The records underneath are to be printed in full and exactly, with no pictures carried over.
━━━ Records for the task
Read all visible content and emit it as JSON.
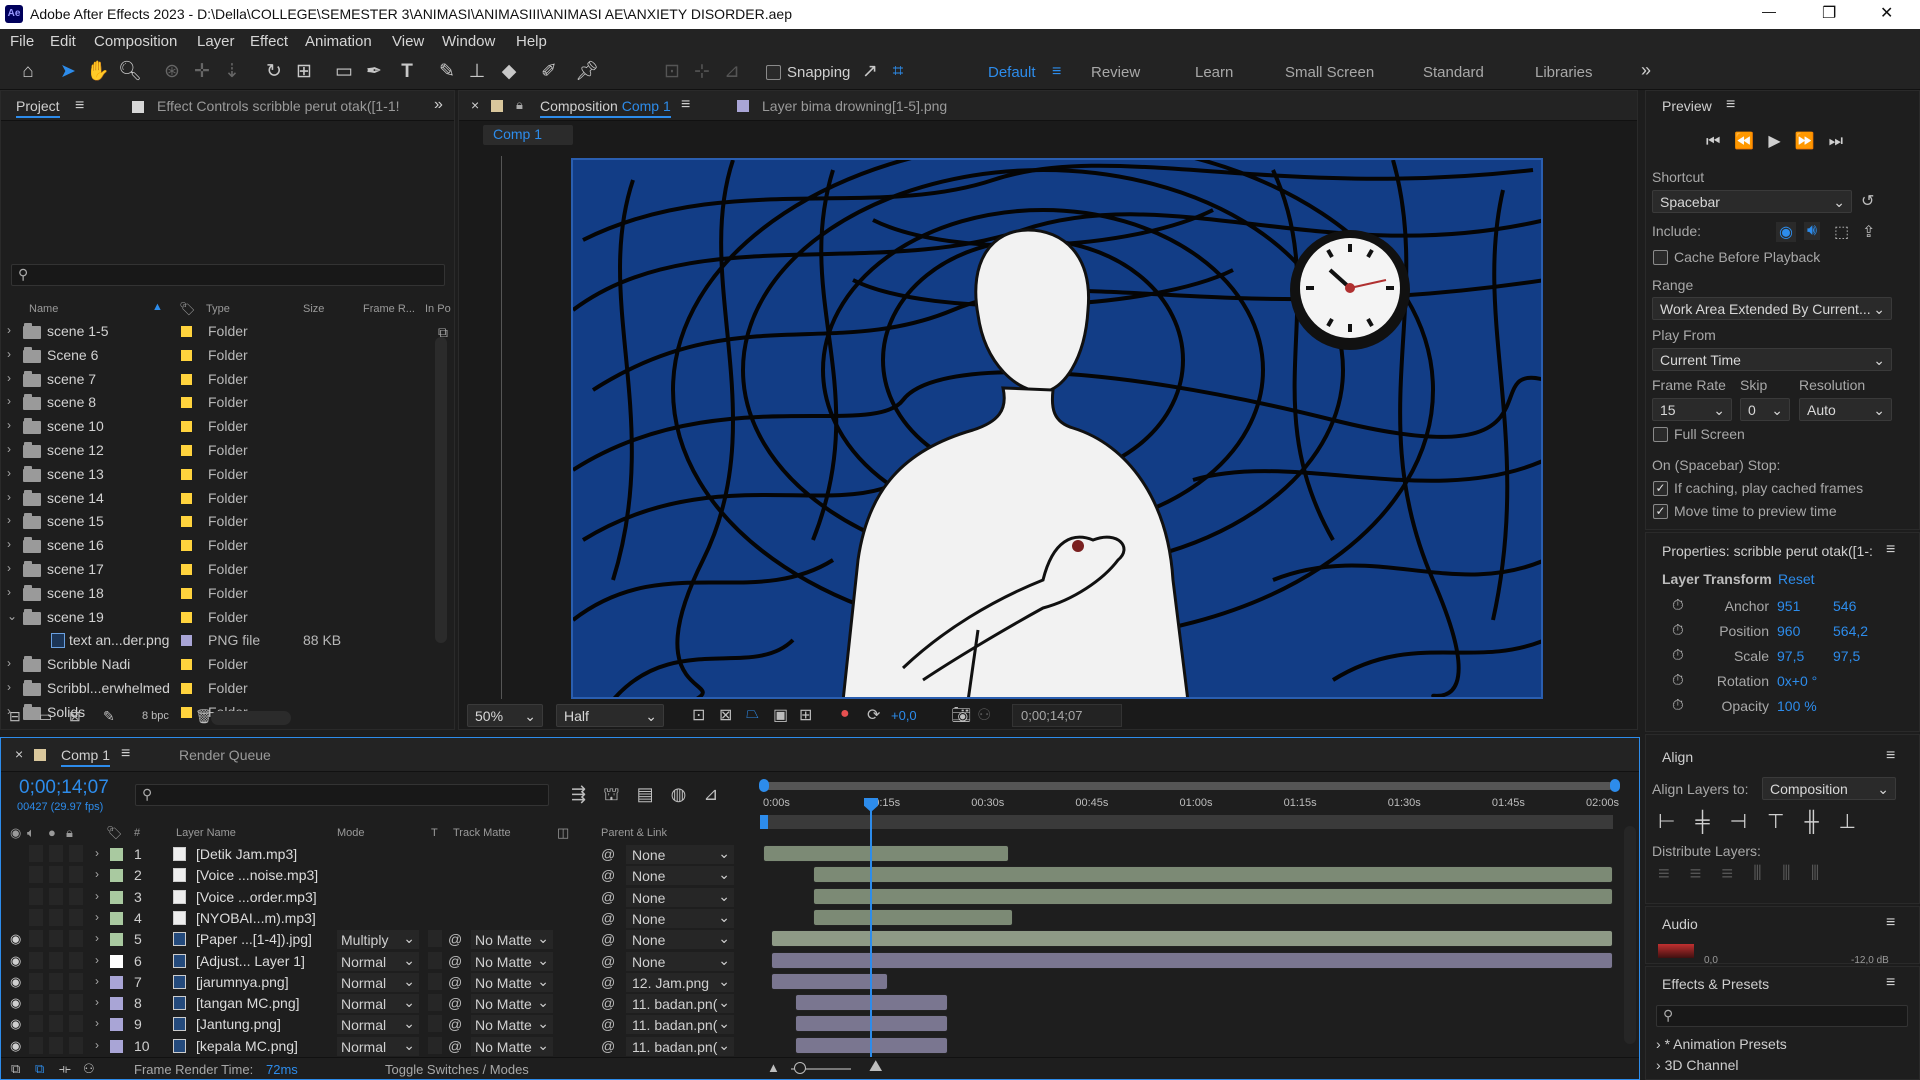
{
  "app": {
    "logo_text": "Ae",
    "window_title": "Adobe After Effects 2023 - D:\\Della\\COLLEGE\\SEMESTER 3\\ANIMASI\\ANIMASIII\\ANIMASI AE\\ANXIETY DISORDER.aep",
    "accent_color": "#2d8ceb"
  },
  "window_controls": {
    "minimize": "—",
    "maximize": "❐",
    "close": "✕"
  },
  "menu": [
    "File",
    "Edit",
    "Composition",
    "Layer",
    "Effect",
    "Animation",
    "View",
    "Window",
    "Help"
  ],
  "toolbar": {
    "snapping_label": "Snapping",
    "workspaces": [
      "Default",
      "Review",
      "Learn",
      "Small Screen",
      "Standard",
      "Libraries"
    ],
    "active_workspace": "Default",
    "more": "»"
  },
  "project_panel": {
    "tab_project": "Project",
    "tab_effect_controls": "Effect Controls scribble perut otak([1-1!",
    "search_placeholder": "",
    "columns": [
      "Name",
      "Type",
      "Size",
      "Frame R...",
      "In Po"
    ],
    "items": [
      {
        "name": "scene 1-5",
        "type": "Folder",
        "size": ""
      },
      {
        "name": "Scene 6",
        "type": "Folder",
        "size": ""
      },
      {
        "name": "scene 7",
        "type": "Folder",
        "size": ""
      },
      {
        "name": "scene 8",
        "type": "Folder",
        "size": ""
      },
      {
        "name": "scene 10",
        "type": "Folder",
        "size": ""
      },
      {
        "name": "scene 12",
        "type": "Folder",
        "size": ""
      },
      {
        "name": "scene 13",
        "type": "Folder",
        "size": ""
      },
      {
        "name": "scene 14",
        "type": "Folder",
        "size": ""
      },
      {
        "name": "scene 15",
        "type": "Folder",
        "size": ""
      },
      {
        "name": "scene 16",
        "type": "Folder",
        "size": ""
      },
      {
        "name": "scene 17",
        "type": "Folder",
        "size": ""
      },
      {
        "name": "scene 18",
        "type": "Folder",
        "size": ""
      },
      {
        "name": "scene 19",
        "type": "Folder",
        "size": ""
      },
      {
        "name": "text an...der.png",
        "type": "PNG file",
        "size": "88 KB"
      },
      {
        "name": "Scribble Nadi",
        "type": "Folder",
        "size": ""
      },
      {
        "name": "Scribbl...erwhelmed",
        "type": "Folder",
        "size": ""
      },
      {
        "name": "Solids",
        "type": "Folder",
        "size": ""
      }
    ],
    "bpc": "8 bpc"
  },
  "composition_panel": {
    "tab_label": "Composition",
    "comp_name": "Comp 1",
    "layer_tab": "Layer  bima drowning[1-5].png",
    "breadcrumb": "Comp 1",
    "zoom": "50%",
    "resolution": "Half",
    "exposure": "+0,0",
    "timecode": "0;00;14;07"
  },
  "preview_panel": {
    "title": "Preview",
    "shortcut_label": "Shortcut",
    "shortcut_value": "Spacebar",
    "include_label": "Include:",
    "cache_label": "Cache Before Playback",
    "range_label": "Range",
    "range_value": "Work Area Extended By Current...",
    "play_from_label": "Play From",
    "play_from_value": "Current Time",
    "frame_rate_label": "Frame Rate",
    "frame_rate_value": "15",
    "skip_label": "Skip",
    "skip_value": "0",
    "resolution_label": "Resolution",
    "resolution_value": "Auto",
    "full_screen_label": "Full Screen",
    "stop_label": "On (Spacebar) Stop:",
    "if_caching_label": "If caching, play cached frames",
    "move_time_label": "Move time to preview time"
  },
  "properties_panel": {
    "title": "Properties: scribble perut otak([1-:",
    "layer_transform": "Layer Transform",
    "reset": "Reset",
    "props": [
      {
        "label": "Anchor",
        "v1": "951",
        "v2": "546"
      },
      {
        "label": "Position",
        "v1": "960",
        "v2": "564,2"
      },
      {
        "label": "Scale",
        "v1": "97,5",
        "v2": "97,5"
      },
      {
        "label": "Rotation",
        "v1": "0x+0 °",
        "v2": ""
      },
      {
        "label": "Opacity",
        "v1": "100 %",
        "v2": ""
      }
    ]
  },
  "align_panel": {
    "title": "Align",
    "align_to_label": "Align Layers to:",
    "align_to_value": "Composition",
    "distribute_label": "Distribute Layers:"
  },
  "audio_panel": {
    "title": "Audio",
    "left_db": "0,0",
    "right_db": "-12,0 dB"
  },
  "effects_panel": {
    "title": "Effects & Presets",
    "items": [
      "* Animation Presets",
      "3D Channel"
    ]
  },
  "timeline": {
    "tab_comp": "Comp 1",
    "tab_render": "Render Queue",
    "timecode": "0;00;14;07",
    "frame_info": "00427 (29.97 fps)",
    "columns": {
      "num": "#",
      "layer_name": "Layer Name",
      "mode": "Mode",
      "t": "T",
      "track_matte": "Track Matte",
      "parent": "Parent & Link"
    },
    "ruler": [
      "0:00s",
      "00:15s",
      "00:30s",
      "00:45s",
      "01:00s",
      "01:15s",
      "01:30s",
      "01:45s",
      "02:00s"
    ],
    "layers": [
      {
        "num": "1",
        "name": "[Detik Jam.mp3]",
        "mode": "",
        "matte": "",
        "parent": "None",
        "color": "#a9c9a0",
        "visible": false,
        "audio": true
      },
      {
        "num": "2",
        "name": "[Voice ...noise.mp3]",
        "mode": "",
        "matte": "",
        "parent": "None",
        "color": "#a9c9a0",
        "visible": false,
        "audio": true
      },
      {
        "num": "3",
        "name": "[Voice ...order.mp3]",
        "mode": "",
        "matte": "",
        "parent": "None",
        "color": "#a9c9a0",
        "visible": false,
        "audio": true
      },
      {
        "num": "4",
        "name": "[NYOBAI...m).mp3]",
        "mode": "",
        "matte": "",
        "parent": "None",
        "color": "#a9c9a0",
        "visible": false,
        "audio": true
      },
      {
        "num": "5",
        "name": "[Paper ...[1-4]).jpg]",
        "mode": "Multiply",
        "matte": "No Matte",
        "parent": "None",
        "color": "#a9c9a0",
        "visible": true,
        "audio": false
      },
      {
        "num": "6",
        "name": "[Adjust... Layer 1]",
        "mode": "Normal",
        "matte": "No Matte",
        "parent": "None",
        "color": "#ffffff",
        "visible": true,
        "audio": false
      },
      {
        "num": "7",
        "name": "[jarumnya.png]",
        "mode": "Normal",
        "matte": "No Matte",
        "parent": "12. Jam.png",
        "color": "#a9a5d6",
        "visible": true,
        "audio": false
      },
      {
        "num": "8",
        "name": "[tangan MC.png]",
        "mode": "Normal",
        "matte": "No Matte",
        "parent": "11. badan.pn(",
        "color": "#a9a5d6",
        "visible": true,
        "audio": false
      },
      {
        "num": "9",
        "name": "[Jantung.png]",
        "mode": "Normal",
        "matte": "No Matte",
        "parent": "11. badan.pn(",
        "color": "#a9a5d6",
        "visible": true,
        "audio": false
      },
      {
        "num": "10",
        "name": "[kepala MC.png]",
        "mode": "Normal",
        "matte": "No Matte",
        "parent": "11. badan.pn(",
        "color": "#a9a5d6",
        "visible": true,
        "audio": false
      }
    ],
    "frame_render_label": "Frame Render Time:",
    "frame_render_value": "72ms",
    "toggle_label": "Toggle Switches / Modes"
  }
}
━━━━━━
## Answer section
Read all visible content and emit it as JSON.
{
  "app": {
    "logo_text": "Ae",
    "window_title": "Adobe After Effects 2023 - D:\\Della\\COLLEGE\\SEMESTER 3\\ANIMASI\\ANIMASIII\\ANIMASI AE\\ANXIETY DISORDER.aep",
    "accent_color": "#2d8ceb"
  },
  "window_controls": {
    "minimize": "—",
    "maximize": "❐",
    "close": "✕"
  },
  "menu": [
    "File",
    "Edit",
    "Composition",
    "Layer",
    "Effect",
    "Animation",
    "View",
    "Window",
    "Help"
  ],
  "toolbar": {
    "snapping_label": "Snapping",
    "workspaces": [
      "Default",
      "Review",
      "Learn",
      "Small Screen",
      "Standard",
      "Libraries"
    ],
    "active_workspace": "Default",
    "more": "»"
  },
  "project_panel": {
    "tab_project": "Project",
    "tab_effect_controls": "Effect Controls scribble perut otak([1-1!",
    "search_placeholder": "",
    "columns": [
      "Name",
      "Type",
      "Size",
      "Frame R...",
      "In Po"
    ],
    "items": [
      {
        "name": "scene 1-5",
        "type": "Folder",
        "size": ""
      },
      {
        "name": "Scene 6",
        "type": "Folder",
        "size": ""
      },
      {
        "name": "scene 7",
        "type": "Folder",
        "size": ""
      },
      {
        "name": "scene 8",
        "type": "Folder",
        "size": ""
      },
      {
        "name": "scene 10",
        "type": "Folder",
        "size": ""
      },
      {
        "name": "scene 12",
        "type": "Folder",
        "size": ""
      },
      {
        "name": "scene 13",
        "type": "Folder",
        "size": ""
      },
      {
        "name": "scene 14",
        "type": "Folder",
        "size": ""
      },
      {
        "name": "scene 15",
        "type": "Folder",
        "size": ""
      },
      {
        "name": "scene 16",
        "type": "Folder",
        "size": ""
      },
      {
        "name": "scene 17",
        "type": "Folder",
        "size": ""
      },
      {
        "name": "scene 18",
        "type": "Folder",
        "size": ""
      },
      {
        "name": "scene 19",
        "type": "Folder",
        "size": ""
      },
      {
        "name": "text an...der.png",
        "type": "PNG file",
        "size": "88 KB"
      },
      {
        "name": "Scribble Nadi",
        "type": "Folder",
        "size": ""
      },
      {
        "name": "Scribbl...erwhelmed",
        "type": "Folder",
        "size": ""
      },
      {
        "name": "Solids",
        "type": "Folder",
        "size": ""
      }
    ],
    "bpc": "8 bpc"
  },
  "composition_panel": {
    "tab_label": "Composition",
    "comp_name": "Comp 1",
    "layer_tab": "Layer  bima drowning[1-5].png",
    "breadcrumb": "Comp 1",
    "zoom": "50%",
    "resolution": "Half",
    "exposure": "+0,0",
    "timecode": "0;00;14;07"
  },
  "preview_panel": {
    "title": "Preview",
    "shortcut_label": "Shortcut",
    "shortcut_value": "Spacebar",
    "include_label": "Include:",
    "cache_label": "Cache Before Playback",
    "range_label": "Range",
    "range_value": "Work Area Extended By Current...",
    "play_from_label": "Play From",
    "play_from_value": "Current Time",
    "frame_rate_label": "Frame Rate",
    "frame_rate_value": "15",
    "skip_label": "Skip",
    "skip_value": "0",
    "resolution_label": "Resolution",
    "resolution_value": "Auto",
    "full_screen_label": "Full Screen",
    "stop_label": "On (Spacebar) Stop:",
    "if_caching_label": "If caching, play cached frames",
    "move_time_label": "Move time to preview time"
  },
  "properties_panel": {
    "title": "Properties: scribble perut otak([1-:",
    "layer_transform": "Layer Transform",
    "reset": "Reset",
    "props": [
      {
        "label": "Anchor",
        "v1": "951",
        "v2": "546"
      },
      {
        "label": "Position",
        "v1": "960",
        "v2": "564,2"
      },
      {
        "label": "Scale",
        "v1": "97,5",
        "v2": "97,5"
      },
      {
        "label": "Rotation",
        "v1": "0x+0 °",
        "v2": ""
      },
      {
        "label": "Opacity",
        "v1": "100 %",
        "v2": ""
      }
    ]
  },
  "align_panel": {
    "title": "Align",
    "align_to_label": "Align Layers to:",
    "align_to_value": "Composition",
    "distribute_label": "Distribute Layers:"
  },
  "audio_panel": {
    "title": "Audio",
    "left_db": "0,0",
    "right_db": "-12,0 dB"
  },
  "effects_panel": {
    "title": "Effects & Presets",
    "items": [
      "* Animation Presets",
      "3D Channel"
    ]
  },
  "timeline": {
    "tab_comp": "Comp 1",
    "tab_render": "Render Queue",
    "timecode": "0;00;14;07",
    "frame_info": "00427 (29.97 fps)",
    "columns": {
      "num": "#",
      "layer_name": "Layer Name",
      "mode": "Mode",
      "t": "T",
      "track_matte": "Track Matte",
      "parent": "Parent & Link"
    },
    "ruler": [
      "0:00s",
      "00:15s",
      "00:30s",
      "00:45s",
      "01:00s",
      "01:15s",
      "01:30s",
      "01:45s",
      "02:00s"
    ],
    "layers": [
      {
        "num": "1",
        "name": "[Detik Jam.mp3]",
        "mode": "",
        "matte": "",
        "parent": "None",
        "color": "#a9c9a0",
        "visible": false,
        "audio": true
      },
      {
        "num": "2",
        "name": "[Voice ...noise.mp3]",
        "mode": "",
        "matte": "",
        "parent": "None",
        "color": "#a9c9a0",
        "visible": false,
        "audio": true
      },
      {
        "num": "3",
        "name": "[Voice ...order.mp3]",
        "mode": "",
        "matte": "",
        "parent": "None",
        "color": "#a9c9a0",
        "visible": false,
        "audio": true
      },
      {
        "num": "4",
        "name": "[NYOBAI...m).mp3]",
        "mode": "",
        "matte": "",
        "parent": "None",
        "color": "#a9c9a0",
        "visible": false,
        "audio": true
      },
      {
        "num": "5",
        "name": "[Paper ...[1-4]).jpg]",
        "mode": "Multiply",
        "matte": "No Matte",
        "parent": "None",
        "color": "#a9c9a0",
        "visible": true,
        "audio": false
      },
      {
        "num": "6",
        "name": "[Adjust... Layer 1]",
        "mode": "Normal",
        "matte": "No Matte",
        "parent": "None",
        "color": "#ffffff",
        "visible": true,
        "audio": false
      },
      {
        "num": "7",
        "name": "[jarumnya.png]",
        "mode": "Normal",
        "matte": "No Matte",
        "parent": "12. Jam.png",
        "color": "#a9a5d6",
        "visible": true,
        "audio": false
      },
      {
        "num": "8",
        "name": "[tangan MC.png]",
        "mode": "Normal",
        "matte": "No Matte",
        "parent": "11. badan.pn(",
        "color": "#a9a5d6",
        "visible": true,
        "audio": false
      },
      {
        "num": "9",
        "name": "[Jantung.png]",
        "mode": "Normal",
        "matte": "No Matte",
        "parent": "11. badan.pn(",
        "color": "#a9a5d6",
        "visible": true,
        "audio": false
      },
      {
        "num": "10",
        "name": "[kepala MC.png]",
        "mode": "Normal",
        "matte": "No Matte",
        "parent": "11. badan.pn(",
        "color": "#a9a5d6",
        "visible": true,
        "audio": false
      }
    ],
    "frame_render_label": "Frame Render Time:",
    "frame_render_value": "72ms",
    "toggle_label": "Toggle Switches / Modes"
  }
}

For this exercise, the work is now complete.